An additional aspect of the present invention is that it provides a means to resolve the Cosine Ambiguity. The Central Landmark (221) in FIGS. 3-8, must be on the Observation Surface of the ODR Source. However, because the Point of Measurement is determined by the Central Landmark alone, without projection or reference to other Landmarks, it is possible to place the remaining Landmarks on the Back Face (122) of the ODR Source (222 b) in FIG. 7. With the peripheral Landmarks located on the Back Face, only the peripheral Landmarks are displaced by Back-to-Front shift when the target is tilted. This produces a shift between the central Landmark and peripheral Landmarks, as seen in FIG. 8. The Back-to-Front shift of Landmarks on the Back Face, relative to the position of the central Landmark on the Front Face, indicates the correct branch of the Cosine Ambiguity.

The preferred embodiment heretofore described is one embodiment of the invention. Those skilled in the arts will realize that variations and modifications make many embodiments possible.

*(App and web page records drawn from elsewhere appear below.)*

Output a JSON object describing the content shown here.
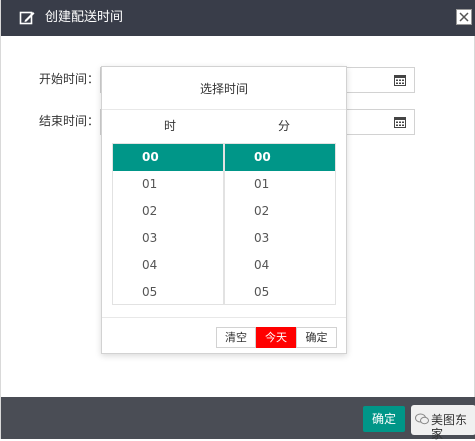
{
  "dialog": {
    "title": "创建配送时间",
    "header_icon": "edit-icon",
    "close_icon": "close-icon"
  },
  "form": {
    "start_label": "开始时间：",
    "end_label": "结束时间：",
    "calendar_icon": "calendar-icon"
  },
  "picker": {
    "title": "选择时间",
    "hour_header": "时",
    "minute_header": "分",
    "hours": [
      "00",
      "01",
      "02",
      "03",
      "04",
      "05"
    ],
    "minutes": [
      "00",
      "01",
      "02",
      "03",
      "04",
      "05"
    ],
    "selected_hour": "00",
    "selected_minute": "00",
    "clear_label": "清空",
    "today_label": "今天",
    "ok_label": "确定"
  },
  "footer": {
    "confirm_label": "确定",
    "watermark_text": "美图东家"
  },
  "colors": {
    "header_bg": "#393d49",
    "accent": "#009688",
    "today_button": "#ff0000"
  }
}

Referenced by
Citing PatentFiling datePublication dateApplicantTitle
US8625107 *May 19, 2011Jan 7, 2014Uwm Research Foundation, Inc.Target for motion tracking system
US20110286010 *May 19, 2011Nov 24, 2011Uwm Research Foundation, Inc.Target for motion tracking system
Classifications
U.S. Classification382/293, 356/138
International ClassificationG01C1/00, G06K9/32
Cooperative ClassificationG01S5/163
European ClassificationG01S5/16B